Which of the lines below contain the string "JSON"? Copy each one.

Data in this exercise:
┌──

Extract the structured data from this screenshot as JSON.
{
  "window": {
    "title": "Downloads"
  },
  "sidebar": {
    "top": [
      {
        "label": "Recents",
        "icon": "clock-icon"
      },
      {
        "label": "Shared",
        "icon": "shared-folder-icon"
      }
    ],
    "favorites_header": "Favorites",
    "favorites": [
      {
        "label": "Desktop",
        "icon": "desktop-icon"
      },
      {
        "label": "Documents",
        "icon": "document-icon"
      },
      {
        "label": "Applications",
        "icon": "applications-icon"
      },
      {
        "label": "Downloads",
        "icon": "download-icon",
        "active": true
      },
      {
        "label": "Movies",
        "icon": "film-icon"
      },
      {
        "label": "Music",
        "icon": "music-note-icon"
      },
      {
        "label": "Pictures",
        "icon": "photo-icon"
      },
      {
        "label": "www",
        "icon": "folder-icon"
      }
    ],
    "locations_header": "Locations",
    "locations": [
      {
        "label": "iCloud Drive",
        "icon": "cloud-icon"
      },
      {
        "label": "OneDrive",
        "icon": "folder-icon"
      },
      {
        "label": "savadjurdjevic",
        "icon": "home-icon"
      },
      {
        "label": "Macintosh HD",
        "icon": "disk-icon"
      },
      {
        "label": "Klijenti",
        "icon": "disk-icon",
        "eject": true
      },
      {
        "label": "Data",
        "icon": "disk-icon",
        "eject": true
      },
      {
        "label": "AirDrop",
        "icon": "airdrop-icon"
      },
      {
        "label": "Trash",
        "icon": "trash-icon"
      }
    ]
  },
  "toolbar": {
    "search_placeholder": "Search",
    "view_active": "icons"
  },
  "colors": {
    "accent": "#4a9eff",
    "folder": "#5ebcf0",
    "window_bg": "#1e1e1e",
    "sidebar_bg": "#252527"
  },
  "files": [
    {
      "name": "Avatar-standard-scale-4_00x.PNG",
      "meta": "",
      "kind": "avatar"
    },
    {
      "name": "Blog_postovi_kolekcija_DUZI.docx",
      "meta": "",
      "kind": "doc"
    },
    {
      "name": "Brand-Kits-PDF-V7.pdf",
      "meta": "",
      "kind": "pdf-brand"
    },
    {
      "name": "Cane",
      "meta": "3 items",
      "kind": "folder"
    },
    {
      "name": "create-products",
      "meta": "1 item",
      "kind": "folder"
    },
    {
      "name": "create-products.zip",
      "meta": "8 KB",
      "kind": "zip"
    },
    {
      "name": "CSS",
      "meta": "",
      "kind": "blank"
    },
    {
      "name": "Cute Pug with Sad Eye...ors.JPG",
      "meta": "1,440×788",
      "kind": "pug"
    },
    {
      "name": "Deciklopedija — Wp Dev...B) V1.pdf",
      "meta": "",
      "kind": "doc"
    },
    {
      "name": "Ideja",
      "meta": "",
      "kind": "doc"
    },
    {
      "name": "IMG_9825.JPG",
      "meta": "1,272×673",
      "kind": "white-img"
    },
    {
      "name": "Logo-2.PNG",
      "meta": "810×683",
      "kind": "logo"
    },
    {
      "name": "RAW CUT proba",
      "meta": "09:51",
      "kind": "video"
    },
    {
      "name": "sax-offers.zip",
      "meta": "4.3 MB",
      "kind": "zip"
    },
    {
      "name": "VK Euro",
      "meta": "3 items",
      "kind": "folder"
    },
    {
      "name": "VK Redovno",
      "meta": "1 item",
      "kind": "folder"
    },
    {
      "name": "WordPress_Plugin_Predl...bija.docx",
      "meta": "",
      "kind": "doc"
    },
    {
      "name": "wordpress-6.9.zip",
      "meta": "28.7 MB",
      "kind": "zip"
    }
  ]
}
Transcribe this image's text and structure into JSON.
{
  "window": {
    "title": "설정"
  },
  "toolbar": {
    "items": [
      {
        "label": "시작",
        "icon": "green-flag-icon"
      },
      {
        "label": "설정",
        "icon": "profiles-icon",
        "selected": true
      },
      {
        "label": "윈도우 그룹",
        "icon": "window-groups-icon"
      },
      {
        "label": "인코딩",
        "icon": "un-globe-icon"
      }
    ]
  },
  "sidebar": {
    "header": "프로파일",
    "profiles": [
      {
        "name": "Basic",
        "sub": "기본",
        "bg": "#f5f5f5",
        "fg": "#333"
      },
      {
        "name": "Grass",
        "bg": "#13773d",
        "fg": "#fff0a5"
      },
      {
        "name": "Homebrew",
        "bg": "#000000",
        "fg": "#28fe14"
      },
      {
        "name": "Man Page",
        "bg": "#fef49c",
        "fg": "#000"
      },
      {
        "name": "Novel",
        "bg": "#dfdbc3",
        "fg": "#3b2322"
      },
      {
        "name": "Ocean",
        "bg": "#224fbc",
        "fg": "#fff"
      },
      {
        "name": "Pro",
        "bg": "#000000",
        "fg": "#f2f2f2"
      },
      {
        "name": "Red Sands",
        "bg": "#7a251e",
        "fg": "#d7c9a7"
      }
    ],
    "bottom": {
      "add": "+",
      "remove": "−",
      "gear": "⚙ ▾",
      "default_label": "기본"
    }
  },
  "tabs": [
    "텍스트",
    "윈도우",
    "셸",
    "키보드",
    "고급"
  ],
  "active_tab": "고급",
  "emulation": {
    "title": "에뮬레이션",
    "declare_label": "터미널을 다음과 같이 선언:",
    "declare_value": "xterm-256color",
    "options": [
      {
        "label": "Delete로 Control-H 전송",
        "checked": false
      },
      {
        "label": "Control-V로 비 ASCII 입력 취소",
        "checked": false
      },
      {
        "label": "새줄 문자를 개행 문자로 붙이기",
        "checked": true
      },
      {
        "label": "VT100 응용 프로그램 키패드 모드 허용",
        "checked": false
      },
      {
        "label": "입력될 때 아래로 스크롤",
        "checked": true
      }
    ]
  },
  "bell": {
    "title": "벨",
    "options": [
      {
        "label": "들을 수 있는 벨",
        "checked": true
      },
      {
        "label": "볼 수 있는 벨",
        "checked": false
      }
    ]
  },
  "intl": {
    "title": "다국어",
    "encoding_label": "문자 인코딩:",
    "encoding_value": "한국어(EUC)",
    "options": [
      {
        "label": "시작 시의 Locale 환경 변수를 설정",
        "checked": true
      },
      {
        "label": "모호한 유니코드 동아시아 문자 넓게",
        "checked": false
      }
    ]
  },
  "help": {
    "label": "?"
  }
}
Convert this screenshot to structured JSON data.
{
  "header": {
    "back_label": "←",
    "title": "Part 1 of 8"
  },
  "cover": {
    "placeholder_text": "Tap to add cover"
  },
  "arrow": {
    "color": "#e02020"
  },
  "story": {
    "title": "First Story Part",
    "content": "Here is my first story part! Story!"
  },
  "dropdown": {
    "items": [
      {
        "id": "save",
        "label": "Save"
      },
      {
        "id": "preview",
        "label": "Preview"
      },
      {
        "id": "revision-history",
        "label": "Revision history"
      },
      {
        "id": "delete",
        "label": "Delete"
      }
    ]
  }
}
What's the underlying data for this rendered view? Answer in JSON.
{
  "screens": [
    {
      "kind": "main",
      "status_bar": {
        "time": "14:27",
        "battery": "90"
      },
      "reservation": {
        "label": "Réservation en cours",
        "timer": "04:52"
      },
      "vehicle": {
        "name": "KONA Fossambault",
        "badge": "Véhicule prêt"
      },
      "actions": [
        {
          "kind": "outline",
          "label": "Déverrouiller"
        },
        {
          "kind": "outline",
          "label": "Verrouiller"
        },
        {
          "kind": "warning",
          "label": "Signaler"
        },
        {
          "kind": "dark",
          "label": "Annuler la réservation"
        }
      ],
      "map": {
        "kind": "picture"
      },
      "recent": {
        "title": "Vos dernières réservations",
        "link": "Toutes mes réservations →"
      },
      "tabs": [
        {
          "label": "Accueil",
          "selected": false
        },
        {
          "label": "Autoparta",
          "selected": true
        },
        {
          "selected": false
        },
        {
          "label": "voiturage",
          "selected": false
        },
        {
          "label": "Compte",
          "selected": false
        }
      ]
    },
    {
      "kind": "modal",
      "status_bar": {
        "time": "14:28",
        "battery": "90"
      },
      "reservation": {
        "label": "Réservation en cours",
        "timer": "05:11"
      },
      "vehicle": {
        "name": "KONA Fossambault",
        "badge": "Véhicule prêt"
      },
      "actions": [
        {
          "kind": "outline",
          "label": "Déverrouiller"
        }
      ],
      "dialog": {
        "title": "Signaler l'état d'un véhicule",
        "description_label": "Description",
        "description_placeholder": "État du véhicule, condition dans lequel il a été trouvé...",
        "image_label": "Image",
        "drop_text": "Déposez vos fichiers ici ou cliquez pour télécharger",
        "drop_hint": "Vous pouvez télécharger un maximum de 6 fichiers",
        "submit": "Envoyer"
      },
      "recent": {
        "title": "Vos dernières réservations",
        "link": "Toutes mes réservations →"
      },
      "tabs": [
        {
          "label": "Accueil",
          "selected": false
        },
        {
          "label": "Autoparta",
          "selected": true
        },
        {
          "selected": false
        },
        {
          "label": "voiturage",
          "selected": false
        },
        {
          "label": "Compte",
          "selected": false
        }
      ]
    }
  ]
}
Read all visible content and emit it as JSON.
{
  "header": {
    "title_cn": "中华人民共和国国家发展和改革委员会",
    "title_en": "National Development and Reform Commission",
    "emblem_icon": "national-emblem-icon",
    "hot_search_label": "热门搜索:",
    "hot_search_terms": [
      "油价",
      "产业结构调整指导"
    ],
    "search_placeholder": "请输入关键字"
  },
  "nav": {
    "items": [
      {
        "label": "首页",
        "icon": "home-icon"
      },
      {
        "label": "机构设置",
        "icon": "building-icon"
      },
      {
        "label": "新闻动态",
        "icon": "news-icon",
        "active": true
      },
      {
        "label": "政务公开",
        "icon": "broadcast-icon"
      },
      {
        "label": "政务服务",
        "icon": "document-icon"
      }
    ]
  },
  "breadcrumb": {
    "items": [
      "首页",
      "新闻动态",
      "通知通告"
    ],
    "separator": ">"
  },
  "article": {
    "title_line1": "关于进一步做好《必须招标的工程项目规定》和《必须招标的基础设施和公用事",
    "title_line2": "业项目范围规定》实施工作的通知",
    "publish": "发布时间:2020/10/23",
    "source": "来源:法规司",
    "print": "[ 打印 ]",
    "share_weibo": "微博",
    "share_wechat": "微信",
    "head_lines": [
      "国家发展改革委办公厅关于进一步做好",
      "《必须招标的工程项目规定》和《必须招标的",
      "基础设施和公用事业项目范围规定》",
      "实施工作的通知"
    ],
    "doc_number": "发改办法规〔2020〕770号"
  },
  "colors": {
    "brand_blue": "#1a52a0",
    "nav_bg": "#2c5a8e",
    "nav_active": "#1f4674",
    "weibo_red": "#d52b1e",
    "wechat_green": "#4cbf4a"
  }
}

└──

Finished task:
Extract the structured data from this screenshot as JSON.
Transcribe this image's text and structure into JSON.
Convert this screenshot to structured JSON data.
What's the underlying data for this rendered view? Answer in JSON.
Read all visible content and emit it as JSON.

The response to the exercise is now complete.